> [YOUR TASK]: Go through the records and filter out every line lacking the word "humidity"; copy the lines that remain.

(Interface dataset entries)
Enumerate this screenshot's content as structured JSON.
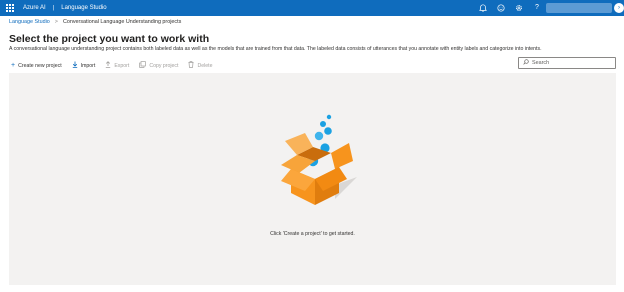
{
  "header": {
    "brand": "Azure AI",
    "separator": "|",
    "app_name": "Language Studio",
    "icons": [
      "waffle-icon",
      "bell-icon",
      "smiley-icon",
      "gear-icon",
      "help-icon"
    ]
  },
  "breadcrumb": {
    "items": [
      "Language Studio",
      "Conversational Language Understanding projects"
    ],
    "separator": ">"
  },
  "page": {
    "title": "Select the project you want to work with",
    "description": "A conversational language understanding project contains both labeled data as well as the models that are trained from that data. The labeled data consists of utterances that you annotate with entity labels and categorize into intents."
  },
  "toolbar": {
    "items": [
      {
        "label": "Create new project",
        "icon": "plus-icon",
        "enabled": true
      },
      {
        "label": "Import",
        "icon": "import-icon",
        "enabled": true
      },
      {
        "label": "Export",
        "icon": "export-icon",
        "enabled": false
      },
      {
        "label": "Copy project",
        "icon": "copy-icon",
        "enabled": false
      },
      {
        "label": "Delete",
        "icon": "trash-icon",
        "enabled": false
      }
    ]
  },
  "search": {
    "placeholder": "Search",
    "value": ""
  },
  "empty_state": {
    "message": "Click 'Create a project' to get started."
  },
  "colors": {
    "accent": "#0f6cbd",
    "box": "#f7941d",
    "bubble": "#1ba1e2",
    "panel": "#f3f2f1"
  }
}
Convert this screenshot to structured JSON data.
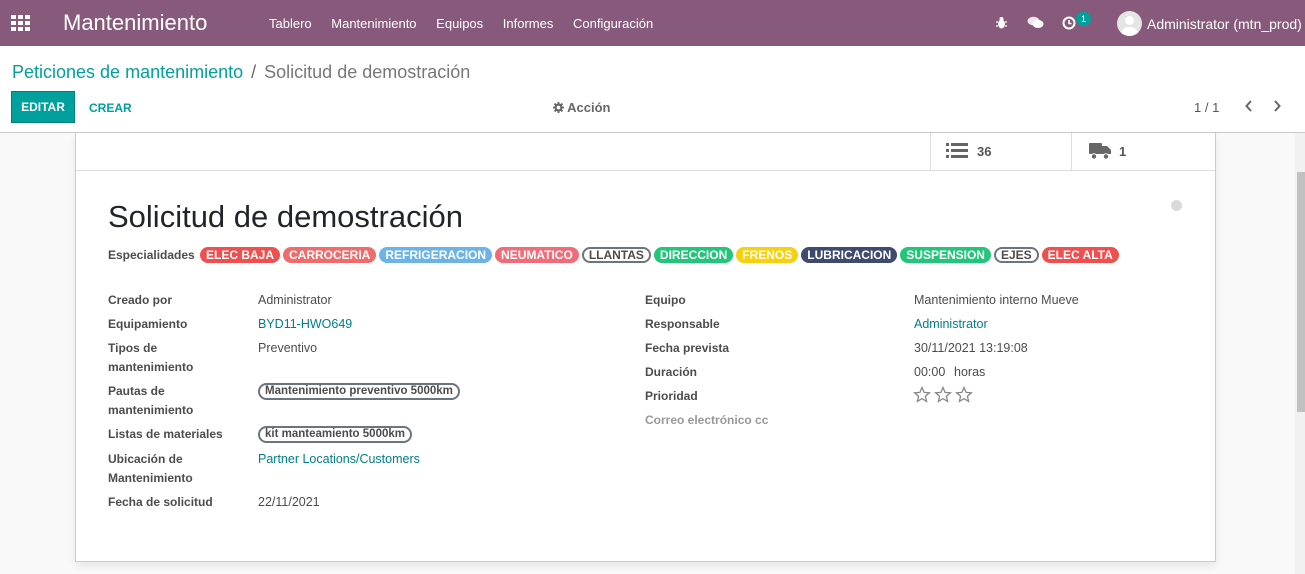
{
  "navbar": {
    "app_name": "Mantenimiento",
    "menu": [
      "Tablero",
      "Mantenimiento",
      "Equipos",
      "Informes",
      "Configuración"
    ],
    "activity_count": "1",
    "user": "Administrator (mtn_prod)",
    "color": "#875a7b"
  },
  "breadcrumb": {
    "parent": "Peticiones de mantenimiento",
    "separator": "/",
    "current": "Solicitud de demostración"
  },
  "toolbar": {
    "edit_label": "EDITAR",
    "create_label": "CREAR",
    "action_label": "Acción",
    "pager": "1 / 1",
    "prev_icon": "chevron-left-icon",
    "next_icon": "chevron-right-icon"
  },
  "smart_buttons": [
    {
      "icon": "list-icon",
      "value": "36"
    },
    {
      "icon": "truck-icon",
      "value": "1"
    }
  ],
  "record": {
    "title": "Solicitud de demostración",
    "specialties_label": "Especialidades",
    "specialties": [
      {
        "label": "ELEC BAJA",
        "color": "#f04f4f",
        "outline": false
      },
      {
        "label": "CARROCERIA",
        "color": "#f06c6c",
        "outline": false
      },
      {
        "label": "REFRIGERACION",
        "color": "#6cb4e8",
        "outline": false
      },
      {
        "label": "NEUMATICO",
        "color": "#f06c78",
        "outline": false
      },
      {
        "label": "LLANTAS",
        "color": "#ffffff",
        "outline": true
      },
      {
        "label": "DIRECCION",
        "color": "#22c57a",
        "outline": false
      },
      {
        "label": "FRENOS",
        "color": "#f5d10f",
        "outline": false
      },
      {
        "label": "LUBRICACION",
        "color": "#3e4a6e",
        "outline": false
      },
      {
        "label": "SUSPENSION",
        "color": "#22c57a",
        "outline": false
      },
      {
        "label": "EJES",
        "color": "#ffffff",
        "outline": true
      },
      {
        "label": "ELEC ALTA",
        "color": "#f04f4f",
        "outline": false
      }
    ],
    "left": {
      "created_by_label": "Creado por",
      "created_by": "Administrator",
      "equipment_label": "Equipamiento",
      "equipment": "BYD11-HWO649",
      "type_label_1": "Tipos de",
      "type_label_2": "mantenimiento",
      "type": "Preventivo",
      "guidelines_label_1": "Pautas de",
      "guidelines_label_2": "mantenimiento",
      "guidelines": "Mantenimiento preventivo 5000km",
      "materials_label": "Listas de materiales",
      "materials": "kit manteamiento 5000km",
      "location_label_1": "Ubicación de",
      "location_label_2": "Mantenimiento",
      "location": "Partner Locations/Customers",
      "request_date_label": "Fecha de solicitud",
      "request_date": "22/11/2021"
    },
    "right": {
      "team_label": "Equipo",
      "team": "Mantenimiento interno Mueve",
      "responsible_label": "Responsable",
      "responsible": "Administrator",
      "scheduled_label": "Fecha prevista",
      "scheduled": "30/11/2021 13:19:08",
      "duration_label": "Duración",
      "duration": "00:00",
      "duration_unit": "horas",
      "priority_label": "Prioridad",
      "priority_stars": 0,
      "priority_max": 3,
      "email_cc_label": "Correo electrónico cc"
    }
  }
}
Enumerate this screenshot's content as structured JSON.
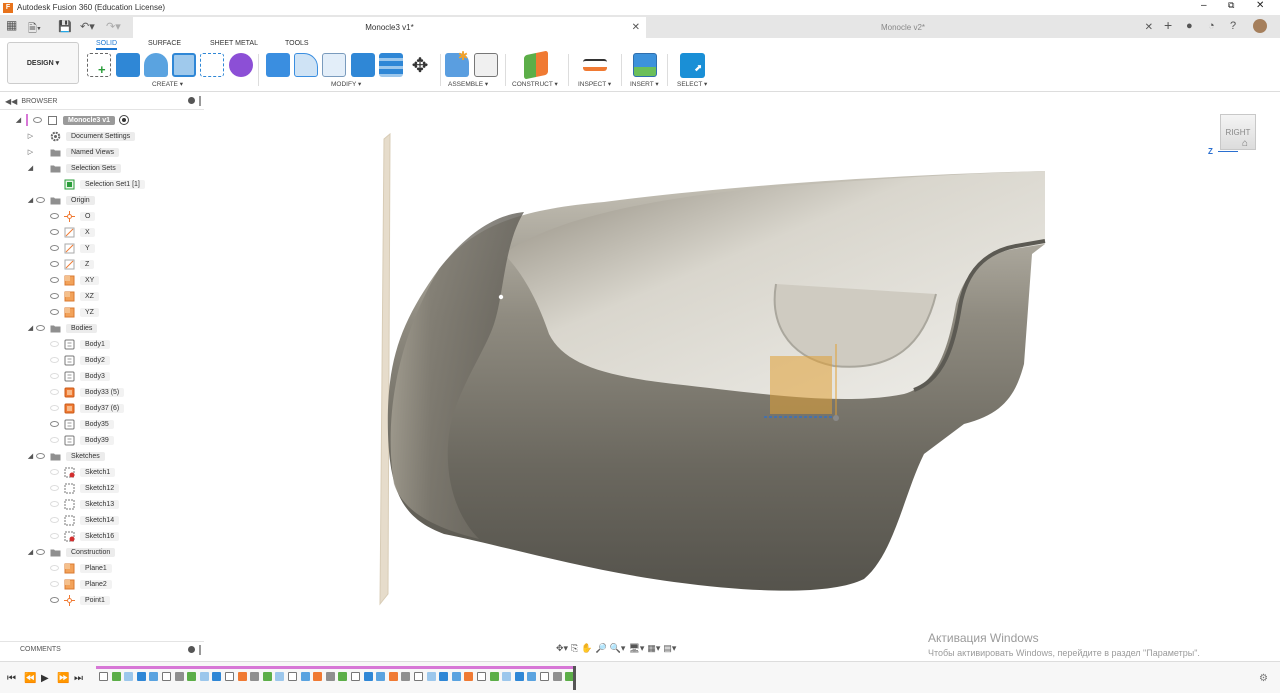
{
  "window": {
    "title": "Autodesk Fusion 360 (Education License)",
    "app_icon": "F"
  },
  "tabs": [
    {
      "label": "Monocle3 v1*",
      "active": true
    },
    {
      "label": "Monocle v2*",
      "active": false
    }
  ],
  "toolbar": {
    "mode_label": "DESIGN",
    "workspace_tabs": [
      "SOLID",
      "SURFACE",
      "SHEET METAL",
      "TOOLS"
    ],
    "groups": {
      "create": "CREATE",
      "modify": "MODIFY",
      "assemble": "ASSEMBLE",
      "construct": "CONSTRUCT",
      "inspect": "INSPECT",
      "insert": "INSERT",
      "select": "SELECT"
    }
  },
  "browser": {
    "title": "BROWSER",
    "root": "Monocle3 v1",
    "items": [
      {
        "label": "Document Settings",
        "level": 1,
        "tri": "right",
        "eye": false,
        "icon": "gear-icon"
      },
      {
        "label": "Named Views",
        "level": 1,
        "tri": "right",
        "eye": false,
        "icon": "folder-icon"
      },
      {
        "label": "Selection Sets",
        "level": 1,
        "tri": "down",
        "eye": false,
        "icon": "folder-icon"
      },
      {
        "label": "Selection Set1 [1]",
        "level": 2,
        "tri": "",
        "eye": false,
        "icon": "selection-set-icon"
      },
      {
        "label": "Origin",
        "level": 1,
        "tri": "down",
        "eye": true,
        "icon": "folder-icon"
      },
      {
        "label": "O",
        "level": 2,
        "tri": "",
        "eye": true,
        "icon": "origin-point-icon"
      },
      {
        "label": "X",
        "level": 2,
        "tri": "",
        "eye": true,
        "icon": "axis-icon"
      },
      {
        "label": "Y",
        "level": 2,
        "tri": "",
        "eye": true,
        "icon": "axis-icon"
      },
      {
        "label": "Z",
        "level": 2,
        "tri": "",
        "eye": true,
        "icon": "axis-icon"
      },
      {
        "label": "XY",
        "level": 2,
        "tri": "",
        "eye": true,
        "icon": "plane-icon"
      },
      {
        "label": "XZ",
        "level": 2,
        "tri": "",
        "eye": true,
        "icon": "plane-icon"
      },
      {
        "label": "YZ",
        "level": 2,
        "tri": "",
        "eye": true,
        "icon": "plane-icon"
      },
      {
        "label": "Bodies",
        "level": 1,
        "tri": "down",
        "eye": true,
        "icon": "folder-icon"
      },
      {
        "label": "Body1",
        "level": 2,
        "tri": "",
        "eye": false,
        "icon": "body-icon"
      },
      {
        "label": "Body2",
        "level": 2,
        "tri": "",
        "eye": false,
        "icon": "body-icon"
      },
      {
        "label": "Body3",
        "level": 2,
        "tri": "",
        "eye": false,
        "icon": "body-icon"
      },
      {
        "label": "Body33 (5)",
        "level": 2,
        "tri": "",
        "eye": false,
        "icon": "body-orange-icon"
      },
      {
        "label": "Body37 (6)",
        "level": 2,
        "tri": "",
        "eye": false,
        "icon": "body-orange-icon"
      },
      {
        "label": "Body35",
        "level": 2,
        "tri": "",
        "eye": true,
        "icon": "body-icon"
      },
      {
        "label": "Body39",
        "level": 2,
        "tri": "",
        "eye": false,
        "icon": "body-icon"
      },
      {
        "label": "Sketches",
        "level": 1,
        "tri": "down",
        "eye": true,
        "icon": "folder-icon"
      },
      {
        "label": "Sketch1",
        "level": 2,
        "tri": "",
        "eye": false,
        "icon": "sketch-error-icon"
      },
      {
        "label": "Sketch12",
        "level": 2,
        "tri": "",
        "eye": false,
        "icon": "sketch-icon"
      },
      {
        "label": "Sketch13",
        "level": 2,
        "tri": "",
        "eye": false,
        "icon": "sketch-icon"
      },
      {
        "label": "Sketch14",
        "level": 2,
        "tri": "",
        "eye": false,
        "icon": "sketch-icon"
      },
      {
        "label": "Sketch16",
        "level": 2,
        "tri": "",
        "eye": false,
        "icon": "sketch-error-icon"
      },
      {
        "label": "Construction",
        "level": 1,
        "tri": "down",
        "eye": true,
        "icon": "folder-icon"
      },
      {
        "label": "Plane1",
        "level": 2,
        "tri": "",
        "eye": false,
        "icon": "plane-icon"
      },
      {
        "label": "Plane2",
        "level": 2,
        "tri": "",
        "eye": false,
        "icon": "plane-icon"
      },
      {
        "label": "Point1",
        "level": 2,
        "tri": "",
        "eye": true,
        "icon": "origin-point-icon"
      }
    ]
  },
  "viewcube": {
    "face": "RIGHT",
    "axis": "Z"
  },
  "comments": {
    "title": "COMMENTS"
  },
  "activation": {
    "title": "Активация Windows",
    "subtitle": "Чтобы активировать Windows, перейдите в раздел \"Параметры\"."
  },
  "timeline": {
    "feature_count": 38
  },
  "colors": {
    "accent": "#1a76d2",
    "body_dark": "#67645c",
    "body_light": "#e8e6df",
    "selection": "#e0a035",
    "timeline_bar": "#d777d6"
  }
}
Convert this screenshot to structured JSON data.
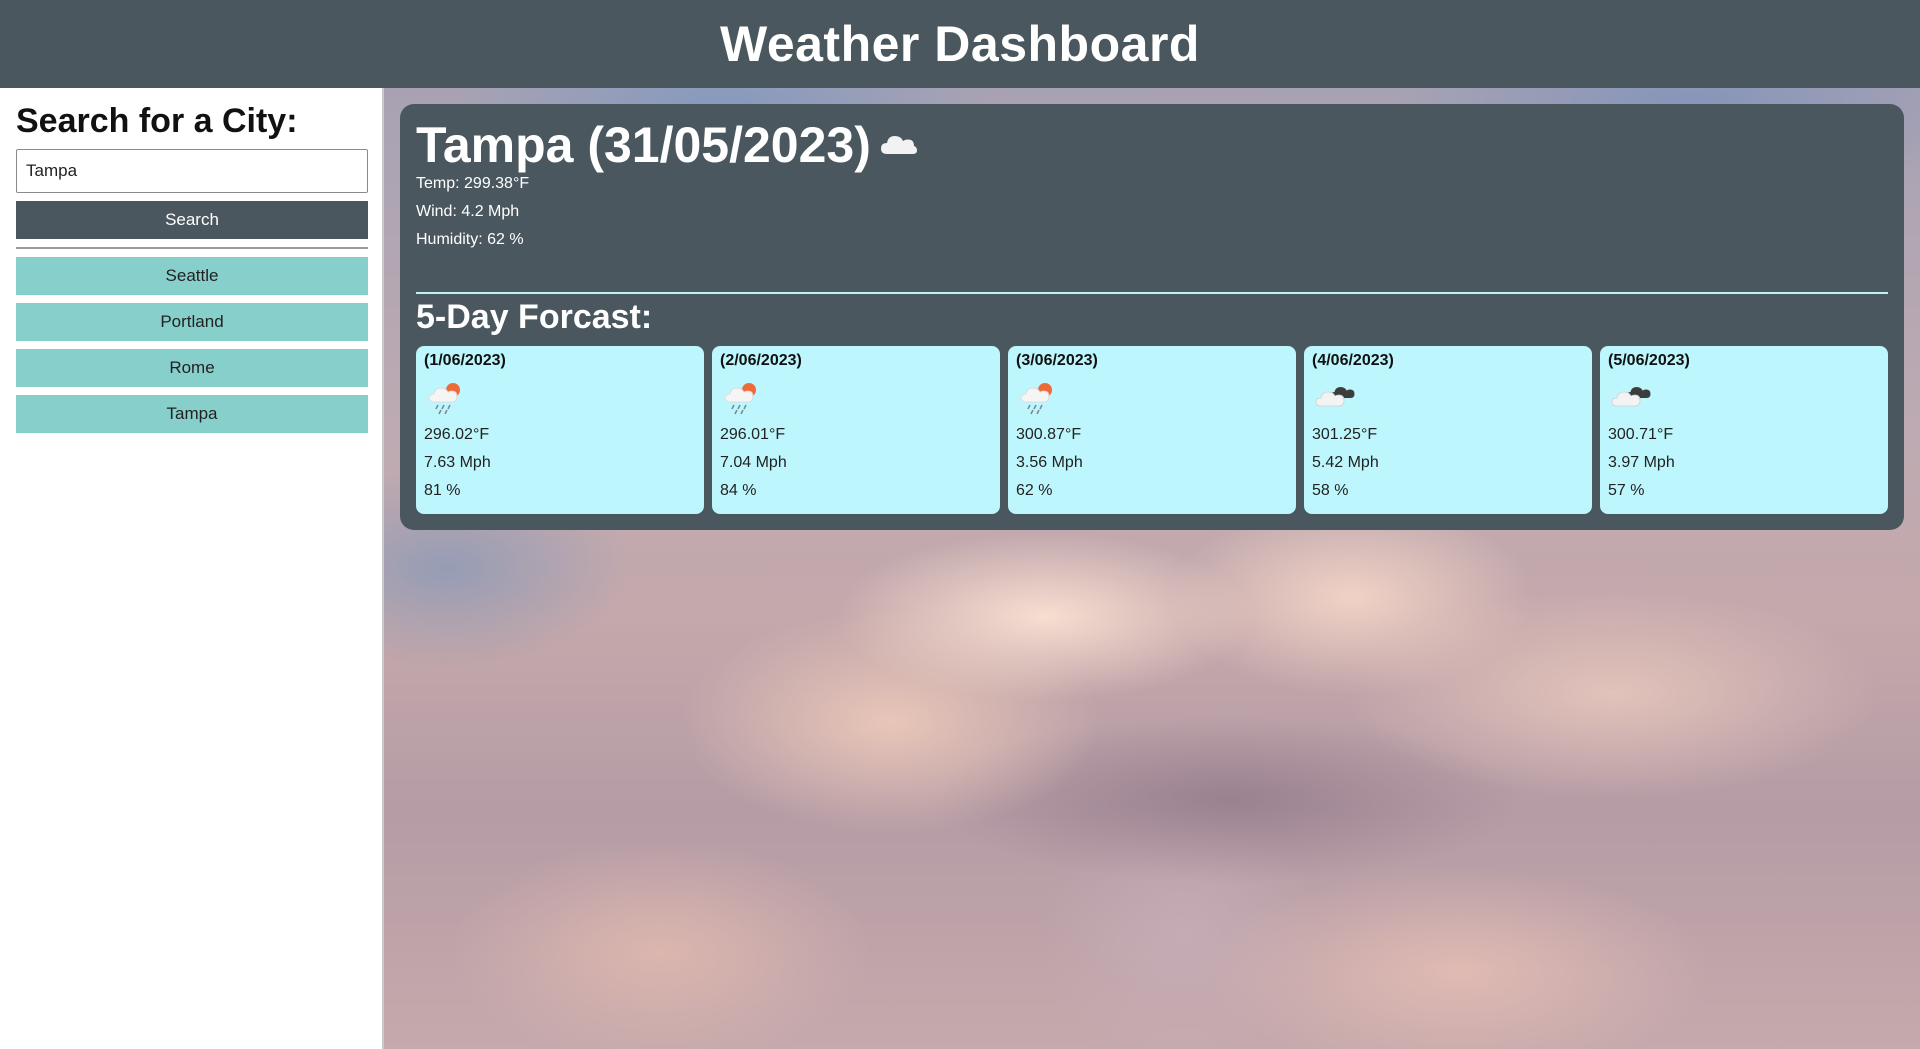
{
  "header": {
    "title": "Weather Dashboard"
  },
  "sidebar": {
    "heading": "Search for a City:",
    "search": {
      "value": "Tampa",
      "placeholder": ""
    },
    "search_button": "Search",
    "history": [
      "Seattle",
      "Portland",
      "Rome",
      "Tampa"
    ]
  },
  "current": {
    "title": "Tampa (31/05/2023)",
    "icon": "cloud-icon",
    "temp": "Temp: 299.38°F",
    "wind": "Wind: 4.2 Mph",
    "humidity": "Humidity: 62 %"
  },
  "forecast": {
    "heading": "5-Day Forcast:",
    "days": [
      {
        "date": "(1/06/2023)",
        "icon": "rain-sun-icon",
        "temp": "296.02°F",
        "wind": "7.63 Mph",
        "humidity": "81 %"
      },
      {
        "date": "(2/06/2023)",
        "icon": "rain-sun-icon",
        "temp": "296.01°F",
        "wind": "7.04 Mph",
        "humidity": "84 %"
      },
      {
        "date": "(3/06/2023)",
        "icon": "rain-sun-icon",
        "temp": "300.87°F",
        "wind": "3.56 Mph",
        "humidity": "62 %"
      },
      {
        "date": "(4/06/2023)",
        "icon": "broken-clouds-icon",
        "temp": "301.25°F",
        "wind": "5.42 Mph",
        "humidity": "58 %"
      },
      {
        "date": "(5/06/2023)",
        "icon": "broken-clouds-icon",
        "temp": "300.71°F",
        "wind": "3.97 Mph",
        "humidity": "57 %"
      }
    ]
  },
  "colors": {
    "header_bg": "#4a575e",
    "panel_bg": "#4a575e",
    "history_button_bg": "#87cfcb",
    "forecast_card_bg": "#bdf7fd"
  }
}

> [ANSWER SECTION]:
    "humidity": "Humidity: 62 %"
        "humidity": "81 %"
        "humidity": "84 %"
        "humidity": "62 %"
        "humidity": "58 %"
        "humidity": "57 %"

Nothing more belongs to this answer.